A vintage postcard with an illustration of the original Classical High School This vintage postcard from the early 1990s showed the exterior view of Classical High School before the renovation in the 1960s. This Colonial Style building, which looks totally different from how it looks today, must have blended in well with neighboring buildings since it was the most popular style of the time. The building had four floors in total with the solid look typical of a masonry building. Source: Classical High School, A. C. Bosselman & Co., Providence Public Library, Rhode Island Collection. Date: 1909
A vintage postcard with an illustration of the original Classical High School This vintage postcard from the early 1900s shows the exterior of Classical High School before its renovation in the 1960s. The hipped roof, stripped neo-Renaissance building had four floors arranged on an H-shaped plan. Its exterior was yellow brick with limestone trimmings. Source: Classical High School, Blanchard Young & Co., Providence Public Library, Rhode Island Collection. Date: 1918
A group picture of The Architecture Collaborative Members of The Architects Collaborative pose on a stairway in Harkness Commons. Left to right: Sarah Harkness, Jean B. Fletcher, Robert S. McMillan, Norman C. Fletcher, Walter Gropius, John C. Harkness, Benjamin Thompson, and Louis A. McMillen. The photograph was released by Harvard University News Office on Friday, October 6, 1950. Source: Harvard University, Frances Loeb Library, Special Collection Creator: Fleisher, Walter R Date: 1950
The floor plan of Classical and Central Education Center This is the floor plan of Classical and Central Education Center presented by TAC. The E-shaped building is the original Central High School building and its gymnasium and cafeteria to the left which was going to be newly built by TAC. These additions were demolished in 2008 and turned into Providence Career & Technical Academy (PCTA). To the right, two schools were supposed to be connected to one another by a bridge which would have led to the auditorium of Classical High School but did not materialize at the end. Source: The Architects Collaborative: international. Cambridge, MA: Architects Collaborative, Inc. 1992 Date: 1963
A view of completed Classical High School building After three years of construction, the new Classical High School opened again in 1970 with a completely different look. The red-brown bricks in between raw concrete façade creates a ambience of diversity which also accords with the school’s philosophy. Overall, it epitomizes a typical Brutalist architecture. Source: The Architects Collaborative: international. Cambridge, MA: Architects Collaborative, Inc. 1992.

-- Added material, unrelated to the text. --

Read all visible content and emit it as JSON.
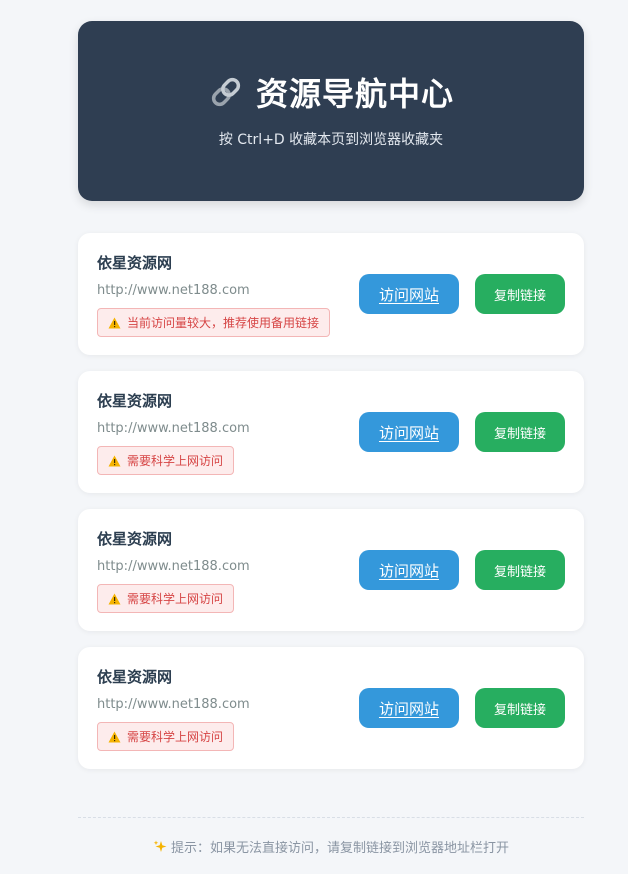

Providence Journal, March 6, 1973 issuepdf / 1.06 MBDownload


770 Westminster St, Providence, RI 02903


He Ri Kwon, “A Touch of Modernity at Classical High School,” Rhode Tour, accessed October 5, 2023,